Do you think it will help?

I haven’t looked into replacing the components on the LD29. I haven’t measured but I think the LD29 can produce 4A at least without dying. I do not know the efficiency at high drive currents. As you know I’ve been more interested in assembling a driver from parts than modding other drivers. Even though that hasn’t been working out so well :frowning:

What I would do is strap Pin 5 (PWM) directly to VCC. Then I’d switch Pin 3 (Enable). [unless that didn’t work.
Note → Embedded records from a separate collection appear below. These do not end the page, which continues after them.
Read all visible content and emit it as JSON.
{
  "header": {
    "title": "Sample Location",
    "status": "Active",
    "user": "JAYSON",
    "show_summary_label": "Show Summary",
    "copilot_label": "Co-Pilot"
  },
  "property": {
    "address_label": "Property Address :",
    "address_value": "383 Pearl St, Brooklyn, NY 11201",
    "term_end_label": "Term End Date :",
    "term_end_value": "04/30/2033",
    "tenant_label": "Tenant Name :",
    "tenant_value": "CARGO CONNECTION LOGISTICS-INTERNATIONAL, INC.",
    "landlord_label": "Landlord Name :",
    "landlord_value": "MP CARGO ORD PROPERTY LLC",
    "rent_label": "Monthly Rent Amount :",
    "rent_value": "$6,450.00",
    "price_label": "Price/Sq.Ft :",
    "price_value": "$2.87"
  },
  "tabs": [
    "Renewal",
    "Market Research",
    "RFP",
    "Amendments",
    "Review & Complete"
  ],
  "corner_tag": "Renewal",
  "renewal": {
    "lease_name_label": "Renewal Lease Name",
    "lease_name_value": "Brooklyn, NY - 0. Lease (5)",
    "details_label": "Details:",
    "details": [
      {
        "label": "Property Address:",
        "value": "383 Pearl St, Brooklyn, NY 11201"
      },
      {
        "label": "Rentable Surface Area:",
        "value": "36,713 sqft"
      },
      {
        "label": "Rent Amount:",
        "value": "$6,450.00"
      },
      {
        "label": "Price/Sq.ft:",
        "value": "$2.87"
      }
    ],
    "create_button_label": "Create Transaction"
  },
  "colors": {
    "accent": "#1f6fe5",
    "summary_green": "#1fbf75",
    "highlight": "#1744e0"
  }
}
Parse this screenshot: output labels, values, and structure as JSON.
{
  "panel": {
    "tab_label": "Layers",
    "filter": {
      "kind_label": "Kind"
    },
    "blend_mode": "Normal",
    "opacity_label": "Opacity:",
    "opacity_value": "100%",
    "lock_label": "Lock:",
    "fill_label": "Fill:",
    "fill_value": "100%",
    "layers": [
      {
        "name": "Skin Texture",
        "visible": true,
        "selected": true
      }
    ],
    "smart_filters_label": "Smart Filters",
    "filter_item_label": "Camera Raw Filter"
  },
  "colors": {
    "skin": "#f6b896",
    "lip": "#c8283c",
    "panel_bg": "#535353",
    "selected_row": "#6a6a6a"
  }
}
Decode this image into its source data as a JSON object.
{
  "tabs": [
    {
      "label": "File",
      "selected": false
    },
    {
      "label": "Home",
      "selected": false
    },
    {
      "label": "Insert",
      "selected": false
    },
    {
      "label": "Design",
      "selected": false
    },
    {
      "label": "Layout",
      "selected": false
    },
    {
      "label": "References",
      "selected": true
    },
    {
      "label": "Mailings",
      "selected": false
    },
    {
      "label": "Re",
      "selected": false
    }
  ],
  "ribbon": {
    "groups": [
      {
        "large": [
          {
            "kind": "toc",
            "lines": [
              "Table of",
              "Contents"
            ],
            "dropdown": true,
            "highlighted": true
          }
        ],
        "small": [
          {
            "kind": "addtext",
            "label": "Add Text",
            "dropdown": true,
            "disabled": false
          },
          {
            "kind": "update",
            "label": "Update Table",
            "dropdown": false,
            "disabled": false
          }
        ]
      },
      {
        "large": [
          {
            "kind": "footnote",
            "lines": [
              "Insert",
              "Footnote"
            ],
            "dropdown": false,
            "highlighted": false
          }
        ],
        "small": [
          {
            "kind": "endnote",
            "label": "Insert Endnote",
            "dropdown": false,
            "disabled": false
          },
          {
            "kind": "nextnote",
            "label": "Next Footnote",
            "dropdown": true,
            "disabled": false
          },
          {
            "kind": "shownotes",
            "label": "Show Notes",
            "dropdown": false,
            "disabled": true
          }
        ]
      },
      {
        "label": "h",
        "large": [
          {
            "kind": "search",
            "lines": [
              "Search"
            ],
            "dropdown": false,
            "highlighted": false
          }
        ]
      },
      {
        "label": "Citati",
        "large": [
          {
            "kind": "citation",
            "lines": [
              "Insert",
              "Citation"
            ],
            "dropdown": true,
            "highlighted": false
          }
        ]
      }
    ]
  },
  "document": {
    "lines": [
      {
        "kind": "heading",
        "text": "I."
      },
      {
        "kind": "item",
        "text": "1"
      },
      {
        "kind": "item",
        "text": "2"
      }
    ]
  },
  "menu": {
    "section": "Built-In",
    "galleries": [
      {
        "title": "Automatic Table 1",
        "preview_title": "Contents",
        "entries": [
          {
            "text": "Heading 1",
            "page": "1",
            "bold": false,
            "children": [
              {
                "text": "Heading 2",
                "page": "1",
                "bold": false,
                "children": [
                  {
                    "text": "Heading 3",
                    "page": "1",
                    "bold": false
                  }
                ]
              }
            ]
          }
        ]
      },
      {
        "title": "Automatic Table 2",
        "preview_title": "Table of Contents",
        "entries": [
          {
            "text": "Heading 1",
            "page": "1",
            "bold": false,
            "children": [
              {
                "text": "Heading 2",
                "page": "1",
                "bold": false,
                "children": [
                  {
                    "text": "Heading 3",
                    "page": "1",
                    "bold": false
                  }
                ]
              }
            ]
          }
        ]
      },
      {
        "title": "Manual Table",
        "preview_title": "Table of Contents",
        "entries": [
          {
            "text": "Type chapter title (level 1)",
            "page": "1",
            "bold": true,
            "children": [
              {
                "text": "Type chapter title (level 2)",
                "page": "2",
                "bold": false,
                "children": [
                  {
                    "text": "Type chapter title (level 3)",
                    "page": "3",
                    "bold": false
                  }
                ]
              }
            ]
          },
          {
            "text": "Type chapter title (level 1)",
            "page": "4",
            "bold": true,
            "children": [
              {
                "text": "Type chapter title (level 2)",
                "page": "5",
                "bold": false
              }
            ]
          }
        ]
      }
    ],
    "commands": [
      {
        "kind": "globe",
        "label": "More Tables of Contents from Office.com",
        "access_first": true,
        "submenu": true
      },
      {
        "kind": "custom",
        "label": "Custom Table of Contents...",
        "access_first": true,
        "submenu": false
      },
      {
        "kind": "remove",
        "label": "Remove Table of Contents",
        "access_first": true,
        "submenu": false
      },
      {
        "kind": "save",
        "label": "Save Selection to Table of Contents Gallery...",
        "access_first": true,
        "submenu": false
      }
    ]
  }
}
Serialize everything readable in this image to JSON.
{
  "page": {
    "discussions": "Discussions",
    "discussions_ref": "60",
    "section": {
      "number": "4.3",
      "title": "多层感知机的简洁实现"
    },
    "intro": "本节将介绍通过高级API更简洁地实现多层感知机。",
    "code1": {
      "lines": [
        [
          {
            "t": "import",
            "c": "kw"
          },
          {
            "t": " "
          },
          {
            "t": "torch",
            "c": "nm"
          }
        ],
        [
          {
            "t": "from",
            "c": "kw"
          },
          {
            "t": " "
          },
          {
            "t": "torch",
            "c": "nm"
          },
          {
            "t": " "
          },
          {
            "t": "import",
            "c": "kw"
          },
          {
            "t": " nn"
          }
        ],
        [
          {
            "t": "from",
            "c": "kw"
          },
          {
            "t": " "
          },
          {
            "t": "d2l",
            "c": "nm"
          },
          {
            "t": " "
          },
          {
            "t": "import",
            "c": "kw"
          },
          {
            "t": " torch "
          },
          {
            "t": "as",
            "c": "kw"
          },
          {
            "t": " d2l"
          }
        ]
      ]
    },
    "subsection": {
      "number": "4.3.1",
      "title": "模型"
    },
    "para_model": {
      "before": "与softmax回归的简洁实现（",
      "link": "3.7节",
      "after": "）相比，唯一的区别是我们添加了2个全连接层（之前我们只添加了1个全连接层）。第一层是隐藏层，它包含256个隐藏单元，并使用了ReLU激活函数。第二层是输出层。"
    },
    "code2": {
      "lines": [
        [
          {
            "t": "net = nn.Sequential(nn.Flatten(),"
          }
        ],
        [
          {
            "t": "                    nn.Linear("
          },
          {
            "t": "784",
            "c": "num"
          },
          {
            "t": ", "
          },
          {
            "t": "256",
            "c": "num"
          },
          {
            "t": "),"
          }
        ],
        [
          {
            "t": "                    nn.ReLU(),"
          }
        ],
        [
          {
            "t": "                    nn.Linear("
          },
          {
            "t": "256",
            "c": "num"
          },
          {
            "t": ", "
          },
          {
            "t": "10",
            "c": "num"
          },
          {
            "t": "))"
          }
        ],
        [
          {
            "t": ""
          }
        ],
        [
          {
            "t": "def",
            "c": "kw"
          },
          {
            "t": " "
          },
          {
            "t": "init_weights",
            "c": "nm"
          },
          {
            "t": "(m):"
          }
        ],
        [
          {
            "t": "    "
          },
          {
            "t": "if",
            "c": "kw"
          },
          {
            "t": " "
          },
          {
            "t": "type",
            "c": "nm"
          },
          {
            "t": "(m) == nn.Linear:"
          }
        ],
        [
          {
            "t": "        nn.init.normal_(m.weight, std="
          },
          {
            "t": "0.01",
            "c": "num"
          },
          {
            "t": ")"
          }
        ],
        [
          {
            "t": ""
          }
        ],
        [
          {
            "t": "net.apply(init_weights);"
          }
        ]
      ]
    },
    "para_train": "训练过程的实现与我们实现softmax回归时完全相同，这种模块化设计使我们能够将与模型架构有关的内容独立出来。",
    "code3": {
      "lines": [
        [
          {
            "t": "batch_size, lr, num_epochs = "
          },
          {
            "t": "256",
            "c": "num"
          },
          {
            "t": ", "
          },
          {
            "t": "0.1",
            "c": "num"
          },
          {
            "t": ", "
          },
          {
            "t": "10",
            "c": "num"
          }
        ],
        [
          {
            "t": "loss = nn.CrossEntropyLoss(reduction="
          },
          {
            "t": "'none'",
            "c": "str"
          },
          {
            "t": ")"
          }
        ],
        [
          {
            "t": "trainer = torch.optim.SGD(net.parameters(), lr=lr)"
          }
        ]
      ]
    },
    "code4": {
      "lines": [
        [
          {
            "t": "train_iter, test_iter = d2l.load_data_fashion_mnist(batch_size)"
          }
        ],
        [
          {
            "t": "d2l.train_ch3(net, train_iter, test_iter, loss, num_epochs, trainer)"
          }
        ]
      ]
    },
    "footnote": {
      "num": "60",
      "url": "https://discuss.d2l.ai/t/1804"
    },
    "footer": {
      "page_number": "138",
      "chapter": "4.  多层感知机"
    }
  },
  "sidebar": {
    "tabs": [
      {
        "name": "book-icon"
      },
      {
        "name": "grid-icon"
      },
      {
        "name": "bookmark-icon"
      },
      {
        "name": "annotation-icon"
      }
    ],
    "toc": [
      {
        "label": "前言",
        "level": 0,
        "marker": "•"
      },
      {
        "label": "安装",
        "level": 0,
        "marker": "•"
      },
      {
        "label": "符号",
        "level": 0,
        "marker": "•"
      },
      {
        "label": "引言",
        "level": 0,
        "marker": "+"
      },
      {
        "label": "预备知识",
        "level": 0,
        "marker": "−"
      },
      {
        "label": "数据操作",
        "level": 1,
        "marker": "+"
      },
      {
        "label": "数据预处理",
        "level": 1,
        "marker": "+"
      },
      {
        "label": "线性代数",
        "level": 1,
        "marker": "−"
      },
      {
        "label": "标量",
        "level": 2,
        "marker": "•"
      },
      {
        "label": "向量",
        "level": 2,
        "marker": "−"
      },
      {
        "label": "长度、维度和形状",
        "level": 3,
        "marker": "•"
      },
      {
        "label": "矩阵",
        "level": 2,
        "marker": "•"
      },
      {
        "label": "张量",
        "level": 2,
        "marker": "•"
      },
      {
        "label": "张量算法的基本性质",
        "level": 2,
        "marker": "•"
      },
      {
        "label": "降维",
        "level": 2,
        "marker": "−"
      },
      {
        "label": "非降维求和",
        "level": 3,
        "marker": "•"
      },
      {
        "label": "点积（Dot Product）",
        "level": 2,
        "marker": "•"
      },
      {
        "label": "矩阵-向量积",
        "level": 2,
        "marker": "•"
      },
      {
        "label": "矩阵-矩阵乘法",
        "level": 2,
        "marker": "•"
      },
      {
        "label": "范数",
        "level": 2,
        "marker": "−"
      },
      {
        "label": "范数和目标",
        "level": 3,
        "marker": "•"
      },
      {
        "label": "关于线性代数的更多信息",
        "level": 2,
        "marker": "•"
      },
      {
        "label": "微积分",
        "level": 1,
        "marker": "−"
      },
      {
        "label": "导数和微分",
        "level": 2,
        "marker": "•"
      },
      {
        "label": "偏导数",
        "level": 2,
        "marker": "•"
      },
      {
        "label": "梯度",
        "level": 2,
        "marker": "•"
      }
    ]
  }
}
Then i’d do it the other way around :stuck_out_tongue: ] Remember that this gives you no low voltage protection or anything else that the MCU would normally provide.

I’ve corrected the OP. Anyone who sees errors left over please let me know and I’ll fix’m.

Thanks for the info.
Anyway, I ordered some parts, i’ll post the results when I get it.

Thanks for the info, i’ll try connecting a momentary switch as soon as I get the LD-29 :slight_smile: just for fun.

A tiny10 still takes up a lot of space and requires many air-wires in order to splice it into the stock driver (Vcc, GND, PWM, BAT+). An LD29 driver already wastes a fair amount of space since it must be installed with a contact board. See below for a picture of the first generation adapter boards. They do not work, I became confused when laying them out. I have already ordered replacements. These boards should just reflow in place of the stock PIC and lift the ATtiny up by that much. The whole assembly should remain shorter than the height of the inductor.

The new generation boards on OSH should work okay?